Nicholas bellowed with rage. “I will kill you for this one day.”

“It’s charming you think that you could,” Sophia said with a dismissive flick of her hand. One of the Thorns said something in Arabic.

“It’d be a waste of ammunition,” Sophia said coldly. “Leave them for the desert. And I wouldn’t get near them with a blade. Both are trained too well. The sun will finish them off for you.”

Etta held her breath, her body straining with pain and alarm, but the men seemed to agree with Sophia’s assessment.

It was several minutes before the sound of their steps faded completely.
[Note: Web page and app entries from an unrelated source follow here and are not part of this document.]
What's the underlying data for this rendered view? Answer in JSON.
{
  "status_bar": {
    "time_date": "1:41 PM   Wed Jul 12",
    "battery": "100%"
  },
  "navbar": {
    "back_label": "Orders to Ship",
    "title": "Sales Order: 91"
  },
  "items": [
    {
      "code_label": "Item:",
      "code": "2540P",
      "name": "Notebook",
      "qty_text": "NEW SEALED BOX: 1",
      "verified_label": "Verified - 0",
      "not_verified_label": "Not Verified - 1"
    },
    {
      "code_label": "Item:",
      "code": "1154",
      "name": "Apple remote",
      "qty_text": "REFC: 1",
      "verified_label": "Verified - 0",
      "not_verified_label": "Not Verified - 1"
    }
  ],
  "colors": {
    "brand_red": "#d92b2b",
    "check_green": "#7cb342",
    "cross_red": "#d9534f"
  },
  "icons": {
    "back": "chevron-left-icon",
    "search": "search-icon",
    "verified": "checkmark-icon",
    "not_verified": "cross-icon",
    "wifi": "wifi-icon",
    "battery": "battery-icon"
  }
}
Etta breathed in through her nose, out through her mouth, to try to keep herself from throwing up. I failed, I failed—Mom, I’m sorry—

I need to get up—

“Etta!” Nicholas said. “Etta! Wake up! Etta!”

She took in a deep breath, still trembling with pain.

You’re fine, he’s fine, you’re fine, he’s fine.… They could catch up with Sophia and the Thorns, ride hard until they could take the astrolabe back.

“Henrietta!” he barked. “Miss Spencer! Damn you, if you don’t wake up this instant—”

She heard the snap of a whip, the grumbling of the camels. Etta didn’t have to look to know that they were leading Daisy away, and whatever Nicholas had ridden in on. They were really stranding them, the bastards.

“Etta—” It was the desperate, pleading note in his voice that made Etta push herself upright, so suddenly that Nicholas let out a noise of surprise.

“Are you all right?” she said, her throat aching.

“I’ll live, but…” he said, looking away. “Damn it all—I’m sorry, I’m so very sorry, we rode as hard as we could—”

“We?” Etta said, testing the fabric tied around her wrists. The Thorn had managed a knot all right, but he’d been too rushed to make sure it was totally secure. She worked her right hand free, sliding it out of the silk binding with a relieved sigh. “Is Hasan here?”

“He came with me, but his horse lamed itself and he had to turn back to Kurietain,” Nicholas said. “I’m so bloody sorry. I swear, this isn’t the end. We’ll get back to Damascus—” His words were edged with fire, but he couldn’t bring himself to look at her. “I’ll walk the whole of Nassau if it means finding the passage you came through—”

“You would do that?” Etta asked.